_Material provided_
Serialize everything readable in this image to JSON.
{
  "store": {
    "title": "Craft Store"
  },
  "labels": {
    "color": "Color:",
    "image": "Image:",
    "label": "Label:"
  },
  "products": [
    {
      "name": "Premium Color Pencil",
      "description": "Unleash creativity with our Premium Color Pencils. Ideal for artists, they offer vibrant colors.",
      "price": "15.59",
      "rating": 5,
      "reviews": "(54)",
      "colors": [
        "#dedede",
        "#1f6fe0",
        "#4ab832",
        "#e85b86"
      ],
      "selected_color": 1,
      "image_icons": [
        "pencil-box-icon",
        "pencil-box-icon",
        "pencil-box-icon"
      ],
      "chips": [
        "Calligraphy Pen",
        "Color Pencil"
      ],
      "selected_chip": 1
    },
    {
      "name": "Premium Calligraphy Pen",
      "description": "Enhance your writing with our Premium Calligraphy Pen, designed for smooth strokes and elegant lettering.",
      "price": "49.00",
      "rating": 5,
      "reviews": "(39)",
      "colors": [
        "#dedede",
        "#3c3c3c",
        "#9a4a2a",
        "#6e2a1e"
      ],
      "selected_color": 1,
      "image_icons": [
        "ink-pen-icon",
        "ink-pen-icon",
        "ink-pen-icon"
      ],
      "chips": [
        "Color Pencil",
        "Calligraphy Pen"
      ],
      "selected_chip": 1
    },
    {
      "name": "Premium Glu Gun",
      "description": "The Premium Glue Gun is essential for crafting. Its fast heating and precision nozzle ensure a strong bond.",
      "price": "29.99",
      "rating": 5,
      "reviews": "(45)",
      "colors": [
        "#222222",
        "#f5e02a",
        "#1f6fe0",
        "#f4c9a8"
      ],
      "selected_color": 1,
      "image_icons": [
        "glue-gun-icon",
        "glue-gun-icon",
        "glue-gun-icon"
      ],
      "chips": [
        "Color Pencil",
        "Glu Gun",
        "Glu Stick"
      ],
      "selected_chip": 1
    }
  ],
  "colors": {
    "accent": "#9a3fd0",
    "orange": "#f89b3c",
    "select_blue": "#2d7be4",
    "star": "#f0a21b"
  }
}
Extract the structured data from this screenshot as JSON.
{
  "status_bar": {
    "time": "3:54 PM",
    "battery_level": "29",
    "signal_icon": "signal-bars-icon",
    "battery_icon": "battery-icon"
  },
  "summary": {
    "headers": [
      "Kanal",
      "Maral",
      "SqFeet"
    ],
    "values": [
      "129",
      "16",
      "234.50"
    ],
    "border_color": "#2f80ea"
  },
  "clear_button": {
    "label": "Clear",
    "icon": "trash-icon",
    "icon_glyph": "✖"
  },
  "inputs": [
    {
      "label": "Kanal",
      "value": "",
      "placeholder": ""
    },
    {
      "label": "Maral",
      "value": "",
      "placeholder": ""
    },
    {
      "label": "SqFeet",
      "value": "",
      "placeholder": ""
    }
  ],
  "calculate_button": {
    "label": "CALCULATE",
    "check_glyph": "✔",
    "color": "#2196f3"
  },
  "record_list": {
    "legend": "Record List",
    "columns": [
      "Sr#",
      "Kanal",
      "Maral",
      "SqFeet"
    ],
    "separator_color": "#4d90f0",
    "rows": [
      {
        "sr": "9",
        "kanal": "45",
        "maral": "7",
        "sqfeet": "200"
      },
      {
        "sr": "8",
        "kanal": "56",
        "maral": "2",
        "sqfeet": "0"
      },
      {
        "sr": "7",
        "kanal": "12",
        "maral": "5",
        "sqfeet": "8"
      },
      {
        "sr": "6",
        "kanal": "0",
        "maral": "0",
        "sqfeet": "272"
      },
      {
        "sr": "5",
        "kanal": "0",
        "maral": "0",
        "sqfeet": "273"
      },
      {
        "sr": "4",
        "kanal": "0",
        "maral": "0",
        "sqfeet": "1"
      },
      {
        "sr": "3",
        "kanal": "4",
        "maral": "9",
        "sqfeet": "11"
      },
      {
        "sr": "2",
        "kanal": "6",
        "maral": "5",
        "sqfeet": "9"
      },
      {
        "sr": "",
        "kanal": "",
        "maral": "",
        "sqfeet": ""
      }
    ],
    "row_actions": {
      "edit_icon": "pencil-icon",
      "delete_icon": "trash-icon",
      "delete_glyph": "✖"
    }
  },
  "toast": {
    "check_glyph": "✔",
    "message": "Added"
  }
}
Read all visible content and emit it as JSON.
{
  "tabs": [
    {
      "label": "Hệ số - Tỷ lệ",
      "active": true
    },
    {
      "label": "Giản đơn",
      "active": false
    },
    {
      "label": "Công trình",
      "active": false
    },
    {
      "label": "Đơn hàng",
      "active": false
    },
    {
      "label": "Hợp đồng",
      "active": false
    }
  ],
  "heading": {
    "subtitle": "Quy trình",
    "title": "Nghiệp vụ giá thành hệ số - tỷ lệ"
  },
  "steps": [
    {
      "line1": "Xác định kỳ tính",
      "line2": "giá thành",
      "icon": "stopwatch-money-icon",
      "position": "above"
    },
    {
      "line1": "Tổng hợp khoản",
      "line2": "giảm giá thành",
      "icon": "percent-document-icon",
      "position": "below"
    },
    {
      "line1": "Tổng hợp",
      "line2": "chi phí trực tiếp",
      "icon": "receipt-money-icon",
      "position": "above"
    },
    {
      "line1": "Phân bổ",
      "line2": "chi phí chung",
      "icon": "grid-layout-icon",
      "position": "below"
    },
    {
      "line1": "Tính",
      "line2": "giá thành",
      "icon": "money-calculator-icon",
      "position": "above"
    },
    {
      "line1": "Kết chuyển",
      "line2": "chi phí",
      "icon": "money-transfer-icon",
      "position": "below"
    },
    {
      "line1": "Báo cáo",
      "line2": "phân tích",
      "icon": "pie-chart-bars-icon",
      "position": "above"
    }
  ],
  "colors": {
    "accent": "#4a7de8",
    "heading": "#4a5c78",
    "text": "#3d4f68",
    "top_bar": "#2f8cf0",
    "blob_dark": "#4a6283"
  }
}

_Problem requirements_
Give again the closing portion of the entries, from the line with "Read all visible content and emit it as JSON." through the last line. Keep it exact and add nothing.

_Solution_
Read all visible content and emit it as JSON.
{
  "tabs": [
    {
      "label": "Hệ số - Tỷ lệ",
      "active": true
    },
    {
      "label": "Giản đơn",
      "active": false
    },
    {
      "label": "Công trình",
      "active": false
    },
    {
      "label": "Đơn hàng",
      "active": false
    },
    {
      "label": "Hợp đồng",
      "active": false
    }
  ],
  "heading": {
    "subtitle": "Quy trình",
    "title": "Nghiệp vụ giá thành hệ số - tỷ lệ"
  },
  "steps": [
    {
      "line1": "Xác định kỳ tính",
      "line2": "giá thành",
      "icon": "stopwatch-money-icon",
      "position": "above"
    },
    {
      "line1": "Tổng hợp khoản",
      "line2": "giảm giá thành",
      "icon": "percent-document-icon",
      "position": "below"
    },
    {
      "line1": "Tổng hợp",
      "line2": "chi phí trực tiếp",
      "icon": "receipt-money-icon",
      "position": "above"
    },
    {
      "line1": "Phân bổ",
      "line2": "chi phí chung",
      "icon": "grid-layout-icon",
      "position": "below"
    },
    {
      "line1": "Tính",
      "line2": "giá thành",
      "icon": "money-calculator-icon",
      "position": "above"
    },
    {
      "line1": "Kết chuyển",
      "line2": "chi phí",
      "icon": "money-transfer-icon",
      "position": "below"
    },
    {
      "line1": "Báo cáo",
      "line2": "phân tích",
      "icon": "pie-chart-bars-icon",
      "position": "above"
    }
  ],
  "colors": {
    "accent": "#4a7de8",
    "heading": "#4a5c78",
    "text": "#3d4f68",
    "top_bar": "#2f8cf0",
    "blob_dark": "#4a6283"
  }
}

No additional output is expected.